══ Data shown
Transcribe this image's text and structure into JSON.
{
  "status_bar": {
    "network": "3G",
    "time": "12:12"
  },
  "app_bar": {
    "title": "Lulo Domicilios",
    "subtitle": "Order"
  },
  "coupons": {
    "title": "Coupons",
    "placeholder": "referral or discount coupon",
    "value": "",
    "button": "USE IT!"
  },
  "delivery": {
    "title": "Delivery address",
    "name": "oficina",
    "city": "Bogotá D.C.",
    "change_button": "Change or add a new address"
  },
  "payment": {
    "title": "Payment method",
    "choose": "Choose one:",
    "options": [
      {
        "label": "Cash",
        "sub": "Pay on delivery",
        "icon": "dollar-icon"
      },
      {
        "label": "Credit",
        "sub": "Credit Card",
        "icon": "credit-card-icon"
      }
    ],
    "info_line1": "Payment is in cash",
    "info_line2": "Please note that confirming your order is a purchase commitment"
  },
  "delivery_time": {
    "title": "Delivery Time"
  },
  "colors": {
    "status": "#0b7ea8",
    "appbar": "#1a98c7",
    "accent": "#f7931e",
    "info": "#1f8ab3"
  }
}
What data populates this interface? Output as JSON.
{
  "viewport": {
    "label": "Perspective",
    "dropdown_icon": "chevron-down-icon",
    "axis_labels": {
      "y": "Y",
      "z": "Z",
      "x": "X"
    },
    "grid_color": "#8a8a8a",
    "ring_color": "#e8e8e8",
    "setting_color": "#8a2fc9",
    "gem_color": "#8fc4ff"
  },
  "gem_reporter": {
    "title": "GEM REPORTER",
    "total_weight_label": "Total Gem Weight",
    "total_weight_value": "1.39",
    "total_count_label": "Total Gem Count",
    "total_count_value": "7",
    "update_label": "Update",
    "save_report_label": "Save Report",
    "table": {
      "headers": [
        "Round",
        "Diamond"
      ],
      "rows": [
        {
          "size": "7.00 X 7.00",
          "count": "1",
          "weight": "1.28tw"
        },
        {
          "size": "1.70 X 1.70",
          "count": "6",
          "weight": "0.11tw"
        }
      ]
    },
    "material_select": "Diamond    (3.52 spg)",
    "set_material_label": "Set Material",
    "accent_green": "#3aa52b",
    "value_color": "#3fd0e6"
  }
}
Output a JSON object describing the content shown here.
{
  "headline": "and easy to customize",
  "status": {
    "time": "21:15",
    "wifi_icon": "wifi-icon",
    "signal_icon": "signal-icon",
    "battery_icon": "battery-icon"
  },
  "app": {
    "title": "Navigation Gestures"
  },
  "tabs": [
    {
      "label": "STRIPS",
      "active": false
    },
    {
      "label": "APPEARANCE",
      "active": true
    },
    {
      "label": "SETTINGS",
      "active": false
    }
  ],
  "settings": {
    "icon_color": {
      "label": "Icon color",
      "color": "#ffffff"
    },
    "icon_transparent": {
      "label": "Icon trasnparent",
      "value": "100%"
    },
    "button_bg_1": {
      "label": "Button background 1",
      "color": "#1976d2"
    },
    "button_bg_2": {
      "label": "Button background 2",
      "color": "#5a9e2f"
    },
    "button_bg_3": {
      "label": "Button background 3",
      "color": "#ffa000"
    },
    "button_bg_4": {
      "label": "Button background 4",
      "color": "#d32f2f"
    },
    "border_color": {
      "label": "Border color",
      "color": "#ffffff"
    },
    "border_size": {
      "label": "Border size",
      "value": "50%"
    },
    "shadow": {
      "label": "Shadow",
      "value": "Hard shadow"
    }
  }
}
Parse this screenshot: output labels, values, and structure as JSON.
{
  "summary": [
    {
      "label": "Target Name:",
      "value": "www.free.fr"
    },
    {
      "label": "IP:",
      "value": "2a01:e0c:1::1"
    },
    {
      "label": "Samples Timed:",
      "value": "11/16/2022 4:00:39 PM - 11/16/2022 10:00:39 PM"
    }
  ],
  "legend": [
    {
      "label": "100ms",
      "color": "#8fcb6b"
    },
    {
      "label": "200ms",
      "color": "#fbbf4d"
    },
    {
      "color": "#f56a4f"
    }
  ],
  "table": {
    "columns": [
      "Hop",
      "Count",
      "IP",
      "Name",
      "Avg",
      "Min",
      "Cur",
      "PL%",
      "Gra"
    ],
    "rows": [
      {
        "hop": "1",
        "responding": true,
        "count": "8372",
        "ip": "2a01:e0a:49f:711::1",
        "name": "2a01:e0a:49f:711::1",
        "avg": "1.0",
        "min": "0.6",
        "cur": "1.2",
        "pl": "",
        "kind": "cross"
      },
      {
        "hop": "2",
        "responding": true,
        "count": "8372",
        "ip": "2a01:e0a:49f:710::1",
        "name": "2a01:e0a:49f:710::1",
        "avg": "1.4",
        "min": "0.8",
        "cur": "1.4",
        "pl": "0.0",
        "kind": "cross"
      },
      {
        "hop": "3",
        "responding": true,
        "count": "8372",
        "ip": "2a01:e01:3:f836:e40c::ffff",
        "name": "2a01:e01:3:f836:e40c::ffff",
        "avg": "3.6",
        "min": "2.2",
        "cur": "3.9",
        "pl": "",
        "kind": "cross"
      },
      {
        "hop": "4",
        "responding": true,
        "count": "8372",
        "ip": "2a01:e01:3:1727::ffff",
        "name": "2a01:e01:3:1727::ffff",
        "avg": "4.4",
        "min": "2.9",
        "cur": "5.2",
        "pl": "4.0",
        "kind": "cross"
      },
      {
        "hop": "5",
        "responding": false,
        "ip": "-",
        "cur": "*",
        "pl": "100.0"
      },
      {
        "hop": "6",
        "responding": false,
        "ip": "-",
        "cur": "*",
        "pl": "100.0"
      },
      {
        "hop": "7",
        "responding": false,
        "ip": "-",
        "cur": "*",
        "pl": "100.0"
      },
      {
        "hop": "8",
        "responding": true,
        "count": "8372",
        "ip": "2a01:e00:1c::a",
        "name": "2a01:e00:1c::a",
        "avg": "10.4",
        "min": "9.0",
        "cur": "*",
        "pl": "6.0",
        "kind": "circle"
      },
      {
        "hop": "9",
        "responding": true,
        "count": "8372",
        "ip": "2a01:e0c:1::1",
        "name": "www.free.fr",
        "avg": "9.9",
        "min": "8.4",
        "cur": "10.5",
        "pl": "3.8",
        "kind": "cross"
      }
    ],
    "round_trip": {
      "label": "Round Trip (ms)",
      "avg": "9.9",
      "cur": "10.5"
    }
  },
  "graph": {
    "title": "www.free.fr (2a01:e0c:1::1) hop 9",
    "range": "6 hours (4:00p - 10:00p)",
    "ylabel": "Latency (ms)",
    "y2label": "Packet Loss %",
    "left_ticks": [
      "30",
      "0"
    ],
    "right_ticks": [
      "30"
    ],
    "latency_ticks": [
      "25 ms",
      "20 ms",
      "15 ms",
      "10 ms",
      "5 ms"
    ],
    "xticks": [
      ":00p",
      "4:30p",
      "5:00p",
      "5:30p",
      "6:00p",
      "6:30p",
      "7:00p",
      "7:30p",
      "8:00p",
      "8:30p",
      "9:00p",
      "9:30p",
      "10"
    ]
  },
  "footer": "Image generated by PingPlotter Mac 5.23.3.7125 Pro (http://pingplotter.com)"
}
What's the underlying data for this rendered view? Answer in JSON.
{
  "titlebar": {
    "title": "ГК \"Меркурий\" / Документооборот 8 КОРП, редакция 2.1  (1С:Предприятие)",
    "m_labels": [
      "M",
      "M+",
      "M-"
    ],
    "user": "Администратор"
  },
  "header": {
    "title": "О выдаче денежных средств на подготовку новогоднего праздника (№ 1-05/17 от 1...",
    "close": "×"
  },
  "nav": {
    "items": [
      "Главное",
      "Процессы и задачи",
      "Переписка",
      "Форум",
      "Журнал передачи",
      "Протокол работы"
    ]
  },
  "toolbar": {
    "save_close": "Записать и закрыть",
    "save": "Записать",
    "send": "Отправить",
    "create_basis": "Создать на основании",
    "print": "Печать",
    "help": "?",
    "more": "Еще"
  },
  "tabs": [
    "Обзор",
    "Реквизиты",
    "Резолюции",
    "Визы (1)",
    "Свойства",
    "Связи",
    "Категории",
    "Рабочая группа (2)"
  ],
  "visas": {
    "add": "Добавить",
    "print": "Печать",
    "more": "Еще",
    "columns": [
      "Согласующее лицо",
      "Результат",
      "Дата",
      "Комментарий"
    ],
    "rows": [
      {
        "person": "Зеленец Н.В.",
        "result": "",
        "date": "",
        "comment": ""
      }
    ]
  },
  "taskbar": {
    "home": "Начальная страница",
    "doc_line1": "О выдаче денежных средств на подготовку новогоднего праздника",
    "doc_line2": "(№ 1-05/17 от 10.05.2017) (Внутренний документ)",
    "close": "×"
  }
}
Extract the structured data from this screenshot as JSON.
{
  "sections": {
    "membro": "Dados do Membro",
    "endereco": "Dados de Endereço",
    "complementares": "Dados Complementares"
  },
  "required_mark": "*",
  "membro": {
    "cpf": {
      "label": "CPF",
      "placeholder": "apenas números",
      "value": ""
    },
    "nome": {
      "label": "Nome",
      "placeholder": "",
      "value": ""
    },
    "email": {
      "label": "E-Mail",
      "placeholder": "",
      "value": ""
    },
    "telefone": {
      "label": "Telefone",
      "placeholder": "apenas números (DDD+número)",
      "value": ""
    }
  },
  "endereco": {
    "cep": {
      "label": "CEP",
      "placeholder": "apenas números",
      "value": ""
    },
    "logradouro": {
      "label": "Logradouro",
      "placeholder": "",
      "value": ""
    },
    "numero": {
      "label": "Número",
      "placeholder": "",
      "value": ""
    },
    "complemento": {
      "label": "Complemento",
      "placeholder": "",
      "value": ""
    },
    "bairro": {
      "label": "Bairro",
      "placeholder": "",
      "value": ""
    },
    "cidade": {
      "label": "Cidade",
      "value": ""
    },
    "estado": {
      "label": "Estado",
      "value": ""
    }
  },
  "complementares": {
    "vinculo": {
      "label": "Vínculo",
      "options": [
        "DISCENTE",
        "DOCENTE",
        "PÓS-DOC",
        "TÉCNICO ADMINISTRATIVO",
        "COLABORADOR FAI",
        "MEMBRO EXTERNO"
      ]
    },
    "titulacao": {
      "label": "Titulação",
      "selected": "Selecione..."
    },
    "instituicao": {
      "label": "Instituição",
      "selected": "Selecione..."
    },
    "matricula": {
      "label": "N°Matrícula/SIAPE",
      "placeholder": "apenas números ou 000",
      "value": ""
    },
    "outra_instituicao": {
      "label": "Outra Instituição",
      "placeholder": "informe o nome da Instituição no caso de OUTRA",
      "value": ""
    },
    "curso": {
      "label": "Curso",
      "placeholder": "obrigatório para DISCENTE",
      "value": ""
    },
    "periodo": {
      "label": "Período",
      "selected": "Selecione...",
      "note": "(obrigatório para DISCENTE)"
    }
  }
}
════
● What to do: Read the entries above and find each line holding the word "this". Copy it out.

● Output of the task:
Transcribe this image's text and structure into JSON.
What data populates this interface? Output as JSON.
Parse this screenshot: output labels, values, and structure as JSON.
What's the underlying data for this rendered view? Answer in JSON.
Extract the structured data from this screenshot as JSON.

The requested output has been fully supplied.